Tummy time helps babies develop muscles and keeps them from being head floppers for the rest of their lives by developing neck muscles. Unfortunately, too much time in a container does the opposite. It deprives a child of strong muscles and the ability to practice holding his head up on his own. When he is finally placed in the floor to try tummy time, it's with the odds against him. He's been reclining, fully supported in a container for so long that tummy time seems like an impossible feat.
Give a child time out of the containers to build some strength and watch tummy time become much easier. Just don't wait too long. Muscle weakness and neck issues can develop quickly if a child is left in a container early on. Stop the problem before it starts.
1 Can't Be Out Of The Container
Kids want mom and dad to hold them, and that's okay. When they develop the skills to crawl and walk, they will still want to be held but will also want to move on their own. What babies can easily grow almost addicted to is their containers.
A child who will only sleep in a swing or who is left in a car seat to sleep gets used to that set up. The bouncer becomes a night nanny that keeps a child content and resting. The problem with this is that being in a container too much obviously has multiple serious side effects for a child. What does a parent do? Break the habit.
While some kids will show resistance to leaving their containers, they love being near their parents more and will be just fine being held, carried, or played with on the ground.
Babies won't get addicted to being held in a bad way because physically connecting with a child is essential and doesn't offer the side effects of container addiction.

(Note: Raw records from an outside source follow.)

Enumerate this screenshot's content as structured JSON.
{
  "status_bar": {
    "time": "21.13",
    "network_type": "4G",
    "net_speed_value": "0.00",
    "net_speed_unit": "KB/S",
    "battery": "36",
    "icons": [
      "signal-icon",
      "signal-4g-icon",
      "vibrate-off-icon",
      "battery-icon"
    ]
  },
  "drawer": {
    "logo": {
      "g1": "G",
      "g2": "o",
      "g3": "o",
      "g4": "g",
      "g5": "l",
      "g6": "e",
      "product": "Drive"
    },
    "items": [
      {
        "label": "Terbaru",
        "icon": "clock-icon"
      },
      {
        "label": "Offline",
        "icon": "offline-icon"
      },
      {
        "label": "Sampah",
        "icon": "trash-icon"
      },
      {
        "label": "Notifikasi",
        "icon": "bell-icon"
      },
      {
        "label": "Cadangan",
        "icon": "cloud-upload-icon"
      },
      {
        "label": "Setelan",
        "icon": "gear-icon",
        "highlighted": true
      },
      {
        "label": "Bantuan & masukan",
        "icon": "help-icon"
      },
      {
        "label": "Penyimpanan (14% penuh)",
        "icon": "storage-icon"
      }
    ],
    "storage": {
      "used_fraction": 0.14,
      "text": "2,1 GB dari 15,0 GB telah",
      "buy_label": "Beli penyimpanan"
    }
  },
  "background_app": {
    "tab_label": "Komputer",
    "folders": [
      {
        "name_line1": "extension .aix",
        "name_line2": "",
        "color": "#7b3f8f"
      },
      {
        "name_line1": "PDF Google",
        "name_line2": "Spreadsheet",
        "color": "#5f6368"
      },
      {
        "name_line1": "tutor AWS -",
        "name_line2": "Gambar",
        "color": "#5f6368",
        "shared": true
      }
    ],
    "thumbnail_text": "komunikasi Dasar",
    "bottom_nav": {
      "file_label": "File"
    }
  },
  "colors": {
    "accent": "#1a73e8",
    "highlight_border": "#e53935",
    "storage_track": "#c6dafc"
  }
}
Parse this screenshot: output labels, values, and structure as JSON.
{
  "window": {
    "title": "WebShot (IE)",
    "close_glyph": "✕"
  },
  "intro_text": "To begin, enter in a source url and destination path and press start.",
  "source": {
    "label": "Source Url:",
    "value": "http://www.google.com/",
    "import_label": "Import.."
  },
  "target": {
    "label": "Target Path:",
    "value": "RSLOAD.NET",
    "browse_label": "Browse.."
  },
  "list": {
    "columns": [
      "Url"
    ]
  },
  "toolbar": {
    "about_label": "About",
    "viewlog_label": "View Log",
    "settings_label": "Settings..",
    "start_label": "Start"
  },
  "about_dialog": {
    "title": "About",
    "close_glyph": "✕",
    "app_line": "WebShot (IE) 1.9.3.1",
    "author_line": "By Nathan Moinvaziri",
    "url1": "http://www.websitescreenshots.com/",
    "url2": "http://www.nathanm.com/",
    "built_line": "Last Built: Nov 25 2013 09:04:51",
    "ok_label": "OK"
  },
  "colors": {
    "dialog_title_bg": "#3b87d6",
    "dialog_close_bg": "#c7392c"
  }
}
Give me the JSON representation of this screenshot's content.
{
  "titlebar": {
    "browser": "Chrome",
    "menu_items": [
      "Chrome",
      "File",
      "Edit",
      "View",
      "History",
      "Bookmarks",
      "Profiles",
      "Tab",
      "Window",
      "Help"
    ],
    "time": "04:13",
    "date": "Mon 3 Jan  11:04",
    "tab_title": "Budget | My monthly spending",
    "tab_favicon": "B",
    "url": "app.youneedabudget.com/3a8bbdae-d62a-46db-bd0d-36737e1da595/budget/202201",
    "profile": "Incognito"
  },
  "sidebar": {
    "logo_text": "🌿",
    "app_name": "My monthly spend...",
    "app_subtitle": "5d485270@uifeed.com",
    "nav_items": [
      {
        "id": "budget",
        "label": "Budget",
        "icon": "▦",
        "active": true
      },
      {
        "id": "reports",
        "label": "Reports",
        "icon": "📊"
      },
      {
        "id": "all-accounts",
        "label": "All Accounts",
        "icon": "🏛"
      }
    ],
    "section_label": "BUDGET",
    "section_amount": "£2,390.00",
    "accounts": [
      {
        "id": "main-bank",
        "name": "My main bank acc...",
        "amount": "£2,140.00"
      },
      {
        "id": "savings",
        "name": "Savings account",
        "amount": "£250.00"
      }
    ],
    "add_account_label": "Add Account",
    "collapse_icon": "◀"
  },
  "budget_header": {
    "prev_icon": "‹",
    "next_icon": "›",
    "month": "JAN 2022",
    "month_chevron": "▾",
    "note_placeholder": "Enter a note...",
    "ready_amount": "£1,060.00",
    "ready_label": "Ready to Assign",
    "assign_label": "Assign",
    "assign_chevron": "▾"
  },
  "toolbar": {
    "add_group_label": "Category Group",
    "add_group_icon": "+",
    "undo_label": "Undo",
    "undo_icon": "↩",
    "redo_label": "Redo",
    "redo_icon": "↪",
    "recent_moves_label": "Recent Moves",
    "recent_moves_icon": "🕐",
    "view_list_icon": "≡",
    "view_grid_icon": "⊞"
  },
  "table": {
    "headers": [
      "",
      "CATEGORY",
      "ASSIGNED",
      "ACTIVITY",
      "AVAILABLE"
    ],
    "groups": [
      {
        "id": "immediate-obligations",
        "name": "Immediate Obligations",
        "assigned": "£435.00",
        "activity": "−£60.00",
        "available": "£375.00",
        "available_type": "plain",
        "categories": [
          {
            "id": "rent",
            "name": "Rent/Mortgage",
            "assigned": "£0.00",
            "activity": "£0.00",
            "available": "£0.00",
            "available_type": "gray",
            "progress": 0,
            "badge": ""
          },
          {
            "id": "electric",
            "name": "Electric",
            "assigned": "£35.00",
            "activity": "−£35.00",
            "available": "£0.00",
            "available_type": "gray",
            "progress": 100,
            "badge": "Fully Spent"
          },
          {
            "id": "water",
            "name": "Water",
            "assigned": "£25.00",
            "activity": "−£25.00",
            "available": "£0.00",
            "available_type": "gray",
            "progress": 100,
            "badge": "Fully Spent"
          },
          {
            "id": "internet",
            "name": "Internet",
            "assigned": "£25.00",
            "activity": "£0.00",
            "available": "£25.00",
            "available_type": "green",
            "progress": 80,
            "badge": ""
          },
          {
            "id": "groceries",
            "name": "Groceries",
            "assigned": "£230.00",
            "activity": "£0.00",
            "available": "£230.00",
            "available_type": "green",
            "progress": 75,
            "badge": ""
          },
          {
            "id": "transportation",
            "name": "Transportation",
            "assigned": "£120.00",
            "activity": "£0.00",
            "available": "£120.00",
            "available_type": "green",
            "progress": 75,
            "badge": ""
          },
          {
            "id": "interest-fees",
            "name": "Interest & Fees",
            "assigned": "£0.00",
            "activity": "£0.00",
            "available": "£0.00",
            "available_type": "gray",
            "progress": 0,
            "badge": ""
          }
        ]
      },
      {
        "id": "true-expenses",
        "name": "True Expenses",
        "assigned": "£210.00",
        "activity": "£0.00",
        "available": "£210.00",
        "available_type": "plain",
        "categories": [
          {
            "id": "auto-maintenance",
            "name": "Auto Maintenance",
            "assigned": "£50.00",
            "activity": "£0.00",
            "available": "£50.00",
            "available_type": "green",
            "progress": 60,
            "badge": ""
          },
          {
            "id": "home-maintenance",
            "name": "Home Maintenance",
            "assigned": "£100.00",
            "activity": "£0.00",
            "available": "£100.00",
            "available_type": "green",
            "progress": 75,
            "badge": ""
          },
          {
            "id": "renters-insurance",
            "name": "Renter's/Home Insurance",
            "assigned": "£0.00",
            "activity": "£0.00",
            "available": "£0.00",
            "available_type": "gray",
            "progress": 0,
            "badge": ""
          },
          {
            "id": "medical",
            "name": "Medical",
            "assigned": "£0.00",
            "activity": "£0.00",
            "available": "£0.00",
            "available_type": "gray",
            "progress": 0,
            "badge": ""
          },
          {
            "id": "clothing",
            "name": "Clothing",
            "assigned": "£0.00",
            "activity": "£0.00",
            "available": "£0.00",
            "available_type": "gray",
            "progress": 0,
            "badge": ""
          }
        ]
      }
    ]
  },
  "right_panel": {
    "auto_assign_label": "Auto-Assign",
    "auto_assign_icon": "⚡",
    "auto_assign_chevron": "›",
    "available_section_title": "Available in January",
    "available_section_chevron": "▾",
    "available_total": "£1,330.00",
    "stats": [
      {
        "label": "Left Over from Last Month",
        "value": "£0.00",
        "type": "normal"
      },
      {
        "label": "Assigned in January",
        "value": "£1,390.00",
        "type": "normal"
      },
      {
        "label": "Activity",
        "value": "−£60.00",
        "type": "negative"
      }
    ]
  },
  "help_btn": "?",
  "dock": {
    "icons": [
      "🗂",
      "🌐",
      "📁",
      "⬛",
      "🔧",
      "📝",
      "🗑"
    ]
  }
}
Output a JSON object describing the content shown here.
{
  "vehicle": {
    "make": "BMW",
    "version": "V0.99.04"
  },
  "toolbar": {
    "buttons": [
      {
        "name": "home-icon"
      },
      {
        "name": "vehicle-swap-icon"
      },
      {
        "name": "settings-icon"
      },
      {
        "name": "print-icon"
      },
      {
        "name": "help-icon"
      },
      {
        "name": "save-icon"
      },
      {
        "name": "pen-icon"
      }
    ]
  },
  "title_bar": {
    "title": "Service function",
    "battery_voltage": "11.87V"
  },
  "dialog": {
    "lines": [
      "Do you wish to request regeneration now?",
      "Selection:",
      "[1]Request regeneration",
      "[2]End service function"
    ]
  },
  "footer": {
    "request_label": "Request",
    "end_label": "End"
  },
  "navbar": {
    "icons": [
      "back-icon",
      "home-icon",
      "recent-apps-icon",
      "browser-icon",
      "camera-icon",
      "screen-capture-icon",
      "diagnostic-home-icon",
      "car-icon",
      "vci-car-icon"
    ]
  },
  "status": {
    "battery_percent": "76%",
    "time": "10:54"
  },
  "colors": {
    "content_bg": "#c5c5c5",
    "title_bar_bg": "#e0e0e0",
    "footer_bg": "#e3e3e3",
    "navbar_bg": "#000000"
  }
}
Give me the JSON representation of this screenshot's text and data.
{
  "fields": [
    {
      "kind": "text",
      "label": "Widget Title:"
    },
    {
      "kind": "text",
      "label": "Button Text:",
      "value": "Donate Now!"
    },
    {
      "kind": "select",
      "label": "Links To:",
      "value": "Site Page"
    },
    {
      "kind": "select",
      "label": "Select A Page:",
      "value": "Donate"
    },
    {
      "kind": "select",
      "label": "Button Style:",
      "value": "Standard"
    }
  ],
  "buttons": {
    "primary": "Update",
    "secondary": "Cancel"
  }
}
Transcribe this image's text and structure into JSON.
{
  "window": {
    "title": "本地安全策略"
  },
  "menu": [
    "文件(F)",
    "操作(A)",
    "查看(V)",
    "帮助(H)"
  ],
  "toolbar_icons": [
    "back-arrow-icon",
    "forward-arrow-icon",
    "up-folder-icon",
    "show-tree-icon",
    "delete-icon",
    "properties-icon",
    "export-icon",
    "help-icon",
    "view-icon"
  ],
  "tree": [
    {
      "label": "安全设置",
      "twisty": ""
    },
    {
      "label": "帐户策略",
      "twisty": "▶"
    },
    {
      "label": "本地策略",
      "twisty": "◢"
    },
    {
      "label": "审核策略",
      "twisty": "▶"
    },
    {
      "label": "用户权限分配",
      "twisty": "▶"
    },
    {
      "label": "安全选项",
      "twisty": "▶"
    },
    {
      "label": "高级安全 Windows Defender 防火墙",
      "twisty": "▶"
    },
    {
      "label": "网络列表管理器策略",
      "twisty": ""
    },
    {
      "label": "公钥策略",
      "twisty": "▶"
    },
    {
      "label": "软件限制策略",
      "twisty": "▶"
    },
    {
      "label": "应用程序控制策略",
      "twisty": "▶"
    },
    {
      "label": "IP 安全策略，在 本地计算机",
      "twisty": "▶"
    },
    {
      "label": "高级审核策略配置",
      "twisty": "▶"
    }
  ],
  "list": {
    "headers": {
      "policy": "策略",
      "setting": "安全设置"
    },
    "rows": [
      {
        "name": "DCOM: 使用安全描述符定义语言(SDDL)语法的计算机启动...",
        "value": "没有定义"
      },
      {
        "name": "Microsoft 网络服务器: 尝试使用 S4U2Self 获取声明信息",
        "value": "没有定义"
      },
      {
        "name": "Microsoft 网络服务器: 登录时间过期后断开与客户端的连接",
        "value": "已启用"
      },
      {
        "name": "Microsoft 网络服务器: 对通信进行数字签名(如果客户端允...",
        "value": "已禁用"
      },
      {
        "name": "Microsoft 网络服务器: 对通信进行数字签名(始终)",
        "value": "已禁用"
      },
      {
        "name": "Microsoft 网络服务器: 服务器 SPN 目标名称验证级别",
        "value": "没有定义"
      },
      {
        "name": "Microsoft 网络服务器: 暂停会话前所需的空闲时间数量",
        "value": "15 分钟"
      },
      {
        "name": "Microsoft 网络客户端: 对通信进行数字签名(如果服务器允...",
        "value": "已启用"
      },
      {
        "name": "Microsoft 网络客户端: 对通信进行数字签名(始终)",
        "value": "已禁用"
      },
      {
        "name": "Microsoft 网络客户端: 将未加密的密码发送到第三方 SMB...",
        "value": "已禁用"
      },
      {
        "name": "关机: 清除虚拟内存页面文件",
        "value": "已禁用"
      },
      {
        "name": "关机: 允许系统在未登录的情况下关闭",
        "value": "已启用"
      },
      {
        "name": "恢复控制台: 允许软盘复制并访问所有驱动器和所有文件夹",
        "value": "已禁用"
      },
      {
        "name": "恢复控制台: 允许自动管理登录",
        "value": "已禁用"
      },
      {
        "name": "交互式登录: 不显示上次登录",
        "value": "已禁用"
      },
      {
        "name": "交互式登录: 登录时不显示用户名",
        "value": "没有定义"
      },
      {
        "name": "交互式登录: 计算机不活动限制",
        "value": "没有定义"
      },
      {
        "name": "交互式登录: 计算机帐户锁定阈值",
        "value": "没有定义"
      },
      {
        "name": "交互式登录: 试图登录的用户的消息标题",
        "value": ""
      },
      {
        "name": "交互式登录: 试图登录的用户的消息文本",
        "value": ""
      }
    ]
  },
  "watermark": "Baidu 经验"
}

It's best not to get a child used to chilling in their bouncer while watching something on the iPad, but if the bad habits have already started, break them early. It won't get any easier as time goes on.